2021 CMSC Annual Meeting

Characterizing the Relationship between Neurological/Mental Health and Physical Activity Levels in Persons with Multiple Sclerosis

REH20

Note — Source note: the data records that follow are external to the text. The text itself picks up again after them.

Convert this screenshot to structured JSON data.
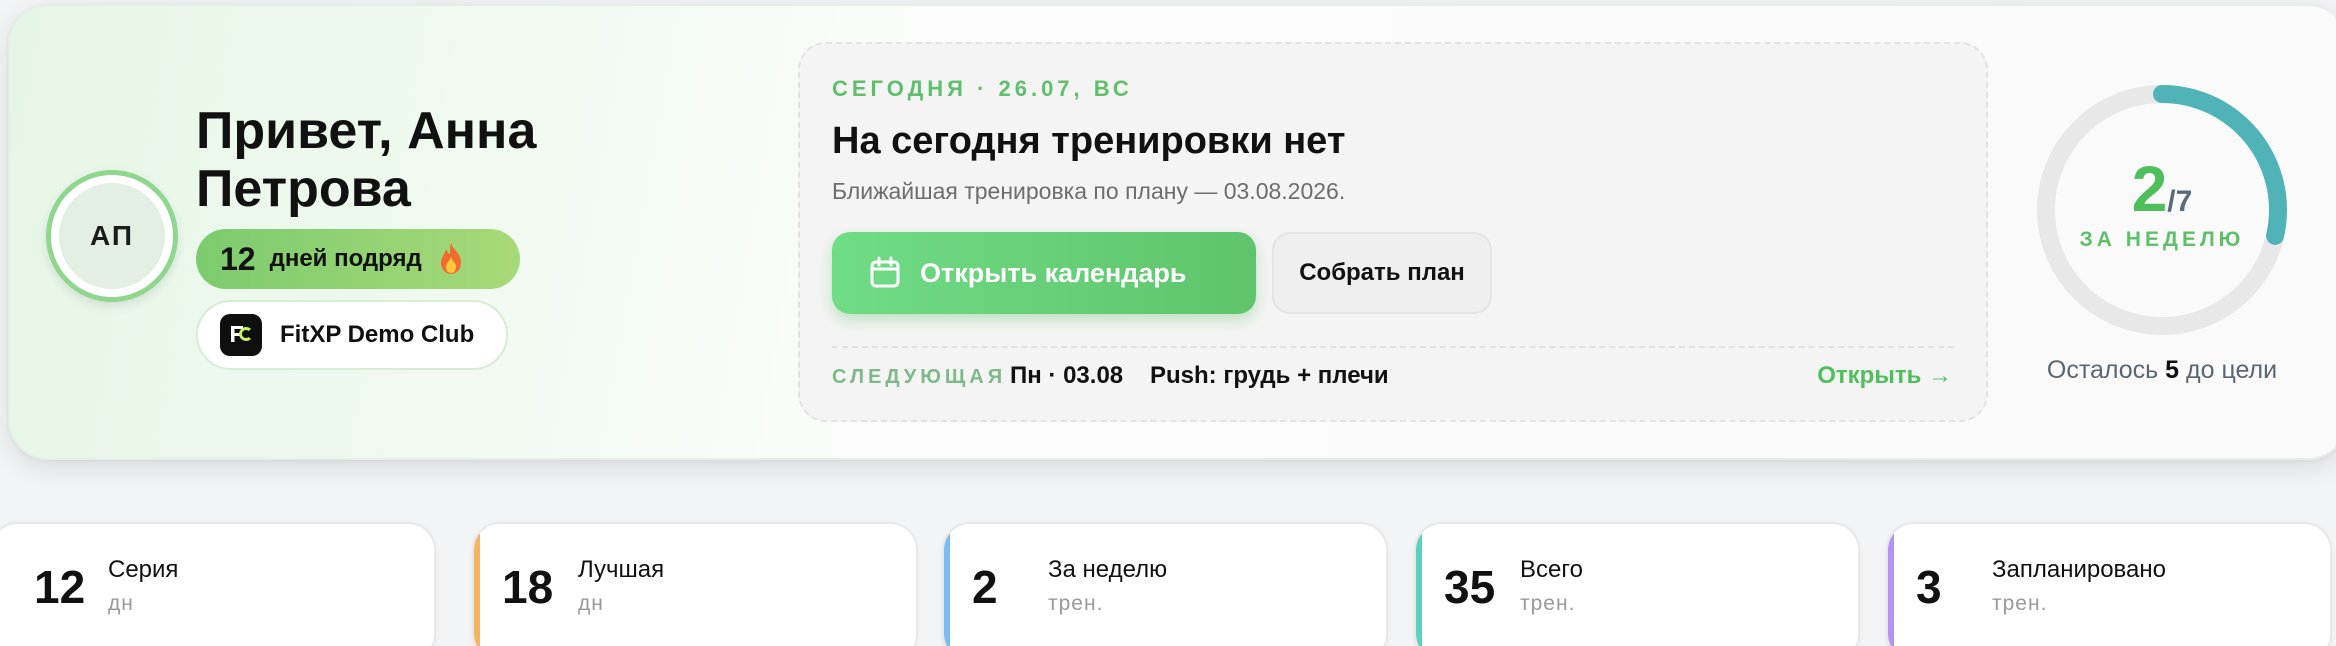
{
  "profile": {
    "initials": "АП",
    "greeting": "Привет, Анна Петрова",
    "streak_count": "12",
    "streak_text": "дней подряд",
    "club_name": "FitXP Demo Club"
  },
  "today": {
    "date_label": "СЕГОДНЯ · 26.07, ВС",
    "title": "На сегодня тренировки нет",
    "subtitle": "Ближайшая тренировка по плану — 03.08.2026.",
    "primary_button": "Открыть календарь",
    "secondary_button": "Собрать план",
    "next_label": "СЛЕДУЮЩАЯ",
    "next_date": "Пн · 03.08",
    "next_name": "Push: грудь + плечи",
    "next_open": "Открыть →"
  },
  "weekly": {
    "done": "2",
    "total": "/7",
    "progress": 0.2857,
    "label": "ЗА НЕДЕЛЮ",
    "remaining_prefix": "Осталось ",
    "remaining_value": "5",
    "remaining_suffix": " до цели"
  },
  "colors": {
    "brand_green": "#4fbf5b",
    "ring_teal": "#4fb3b8",
    "accent_series": "#ff8a78",
    "accent_best": "#f7b360",
    "accent_week": "#7dbbf0",
    "accent_total": "#5ed0bd",
    "accent_planned": "#b394f0"
  },
  "stats": [
    {
      "value": "12",
      "label": "Серия",
      "unit": "дн"
    },
    {
      "value": "18",
      "label": "Лучшая",
      "unit": "дн"
    },
    {
      "value": "2",
      "label": "За неделю",
      "unit": "трен."
    },
    {
      "value": "35",
      "label": "Всего",
      "unit": "трен."
    },
    {
      "value": "3",
      "label": "Запланировано",
      "unit": "трен."
    }
  ]
}
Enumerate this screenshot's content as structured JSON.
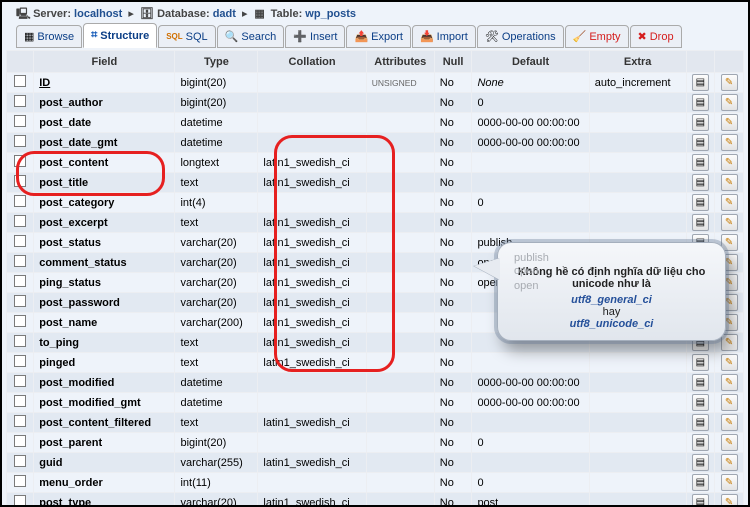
{
  "breadcrumb": {
    "server_label": "Server:",
    "server": "localhost",
    "db_label": "Database:",
    "db": "dadt",
    "tbl_label": "Table:",
    "tbl": "wp_posts"
  },
  "tabs": {
    "browse": "Browse",
    "structure": "Structure",
    "sql": "SQL",
    "search": "Search",
    "insert": "Insert",
    "export": "Export",
    "import": "Import",
    "operations": "Operations",
    "empty": "Empty",
    "drop": "Drop"
  },
  "headers": {
    "field": "Field",
    "type": "Type",
    "collation": "Collation",
    "attributes": "Attributes",
    "null": "Null",
    "default": "Default",
    "extra": "Extra"
  },
  "rows": [
    {
      "field": "ID",
      "type": "bigint(20)",
      "collation": "",
      "attr": "UNSIGNED",
      "null": "No",
      "default": "None",
      "extra": "auto_increment",
      "u": true
    },
    {
      "field": "post_author",
      "type": "bigint(20)",
      "collation": "",
      "attr": "",
      "null": "No",
      "default": "0",
      "extra": ""
    },
    {
      "field": "post_date",
      "type": "datetime",
      "collation": "",
      "attr": "",
      "null": "No",
      "default": "0000-00-00 00:00:00",
      "extra": ""
    },
    {
      "field": "post_date_gmt",
      "type": "datetime",
      "collation": "",
      "attr": "",
      "null": "No",
      "default": "0000-00-00 00:00:00",
      "extra": ""
    },
    {
      "field": "post_content",
      "type": "longtext",
      "collation": "latin1_swedish_ci",
      "attr": "",
      "null": "No",
      "default": "",
      "extra": ""
    },
    {
      "field": "post_title",
      "type": "text",
      "collation": "latin1_swedish_ci",
      "attr": "",
      "null": "No",
      "default": "",
      "extra": ""
    },
    {
      "field": "post_category",
      "type": "int(4)",
      "collation": "",
      "attr": "",
      "null": "No",
      "default": "0",
      "extra": ""
    },
    {
      "field": "post_excerpt",
      "type": "text",
      "collation": "latin1_swedish_ci",
      "attr": "",
      "null": "No",
      "default": "",
      "extra": ""
    },
    {
      "field": "post_status",
      "type": "varchar(20)",
      "collation": "latin1_swedish_ci",
      "attr": "",
      "null": "No",
      "default": "publish",
      "extra": ""
    },
    {
      "field": "comment_status",
      "type": "varchar(20)",
      "collation": "latin1_swedish_ci",
      "attr": "",
      "null": "No",
      "default": "open",
      "extra": ""
    },
    {
      "field": "ping_status",
      "type": "varchar(20)",
      "collation": "latin1_swedish_ci",
      "attr": "",
      "null": "No",
      "default": "open",
      "extra": ""
    },
    {
      "field": "post_password",
      "type": "varchar(20)",
      "collation": "latin1_swedish_ci",
      "attr": "",
      "null": "No",
      "default": "",
      "extra": ""
    },
    {
      "field": "post_name",
      "type": "varchar(200)",
      "collation": "latin1_swedish_ci",
      "attr": "",
      "null": "No",
      "default": "",
      "extra": ""
    },
    {
      "field": "to_ping",
      "type": "text",
      "collation": "latin1_swedish_ci",
      "attr": "",
      "null": "No",
      "default": "",
      "extra": ""
    },
    {
      "field": "pinged",
      "type": "text",
      "collation": "latin1_swedish_ci",
      "attr": "",
      "null": "No",
      "default": "",
      "extra": ""
    },
    {
      "field": "post_modified",
      "type": "datetime",
      "collation": "",
      "attr": "",
      "null": "No",
      "default": "0000-00-00 00:00:00",
      "extra": ""
    },
    {
      "field": "post_modified_gmt",
      "type": "datetime",
      "collation": "",
      "attr": "",
      "null": "No",
      "default": "0000-00-00 00:00:00",
      "extra": ""
    },
    {
      "field": "post_content_filtered",
      "type": "text",
      "collation": "latin1_swedish_ci",
      "attr": "",
      "null": "No",
      "default": "",
      "extra": ""
    },
    {
      "field": "post_parent",
      "type": "bigint(20)",
      "collation": "",
      "attr": "",
      "null": "No",
      "default": "0",
      "extra": ""
    },
    {
      "field": "guid",
      "type": "varchar(255)",
      "collation": "latin1_swedish_ci",
      "attr": "",
      "null": "No",
      "default": "",
      "extra": ""
    },
    {
      "field": "menu_order",
      "type": "int(11)",
      "collation": "",
      "attr": "",
      "null": "No",
      "default": "0",
      "extra": ""
    },
    {
      "field": "post_type",
      "type": "varchar(20)",
      "collation": "latin1_swedish_ci",
      "attr": "",
      "null": "No",
      "default": "post",
      "extra": ""
    }
  ],
  "bubble": {
    "title": "Không hề có định nghĩa dữ liệu cho unicode như là",
    "l1": "utf8_general_ci",
    "mid": "hay",
    "l2": "utf8_unicode_ci",
    "ghost1": "publish",
    "ghost2": "open",
    "ghost3": "open"
  }
}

Background: Physical activity is one way that persons with multiple sclerosis (MS) (PwMS) can manage disease symptoms and progression. Unfortunately, PwMS do experience symptoms of poorer mental and cognitive health, and tend to be less physically active than the general population. This underscores the need for an increased understanding of the factors associated with exercise in PwMS.
Objectives: To examine the association between mental and cognitive health and physical activity in PwMS.
Methods: The study included 640 PwMS in the iConquerMS cohort who completed the demographic, physical activity, and Neuro-QoL surveys within a 30 day period. The outcome was a sum of answers to the questions “considering a 7-day period (a week), how many times on average do you do the following kinds of activity for more than 15 minutes during your free time?” for strenuous, moderate, and mild physical activity. The outcome was examined as both a count of sessions, via multivariable zero-inflated negative binomial regression, and as a binary outcome of meeting a recommended 4 weekly sessions, via multivariable logistic regression. Patient-reported outcomes (PROs) of depression, cognitive function, positive affect, and leg function were measured via Neuro-QoL. Age, race, sex, MS subtype, season of survey, region, and body mass index (BMI) were covariates.
Results: The study sample was 91% non-Hispanic white, 83% female, 65% relapsing remitting (RR) MS, 16.1% secondary progressive (SP) MS, and 5% clinically/radiologically isolated syndrome (CIS/RIS). The mean age was 52 years.
For both analyses, BMI category and disability were inversely associated with engagement in physical activity, while depression and cognitive function were mixed in significance. Positive affect was dropped due to collinearity. A one-point increase in leg function score, indicating less disability, was associated with 16% lower odds of engaging in exercise (95% CI = 0.80-0.88), but among those who did engage, a one-point increase was associated with 2% more weekly sessions (95% CI = 1.01-1.03). Increased symptoms of depression were correlated with lowered odds of exercise engagement and meeting recommendations, regardless of disability stratum.
Conclusions: These results suggest exercise to be associated with cognitive and mental PROs among PwMS, especially pertaining to disability and depression, implying that these factors should be considered in the design of physical activity interventions among PwMS.